BEGIN

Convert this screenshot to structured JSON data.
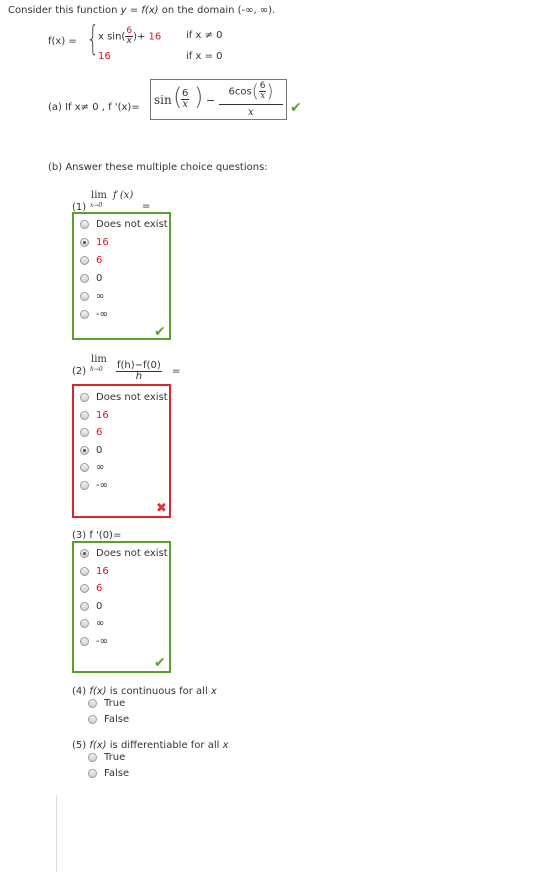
{
  "header": {
    "intro_prefix": "Consider this function ",
    "intro_func": "y = f(x)",
    "intro_suffix": " on the domain (-∞, ∞)."
  },
  "definition": {
    "lhs": "f(x) =",
    "case1_x": "x sin(",
    "case1_num": "6",
    "case1_den": "x",
    "case1_tail": ")+",
    "case1_const": "16",
    "case1_cond": "if x ≠ 0",
    "case2_value": "16",
    "case2_cond": "if x = 0"
  },
  "part_a": {
    "label": "(a) If  x≠ 0 , f '(x)=",
    "sin_word": "sin",
    "frac_num": "6",
    "frac_den": "x",
    "minus": "−",
    "num_coef": "6",
    "num_func": "cos",
    "num_frac_num": "6",
    "num_frac_den": "x",
    "den": "x"
  },
  "part_b": {
    "heading": "(b) Answer these multiple choice questions:"
  },
  "q1": {
    "num": "(1)",
    "lim": "lim",
    "sub": "x→0",
    "expr": "f (x)",
    "eq": "=",
    "options": [
      "Does not exist",
      "16",
      "6",
      "0",
      "∞",
      "-∞"
    ],
    "selected": 1
  },
  "q2": {
    "num": "(2)",
    "lim": "lim",
    "sub": "h→0",
    "numerator": "f(h)−f(0)",
    "denominator": "h",
    "eq": "=",
    "options": [
      "Does not exist",
      "16",
      "6",
      "0",
      "∞",
      "-∞"
    ],
    "selected": 3
  },
  "q3": {
    "label": "(3) f '(0)=",
    "options": [
      "Does not exist",
      "16",
      "6",
      "0",
      "∞",
      "-∞"
    ],
    "selected": 0
  },
  "q4": {
    "prefix": "(4) ",
    "func": "f(x)",
    "middle": " is continuous for all ",
    "var": "x",
    "options": [
      "True",
      "False"
    ]
  },
  "q5": {
    "prefix": "(5) ",
    "func": "f(x)",
    "middle": " is differentiable for all ",
    "var": "x",
    "options": [
      "True",
      "False"
    ]
  },
  "icons": {
    "correct": "check-mark-icon",
    "incorrect": "x-mark-icon"
  },
  "colors": {
    "correct": "#5aa02c",
    "incorrect": "#d9262c",
    "highlight_text": "#e0131a"
  }
}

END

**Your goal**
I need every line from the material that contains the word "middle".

**Exercise output**
    "middle": " is continuous for all ",
    "middle": " is differentiable for all ",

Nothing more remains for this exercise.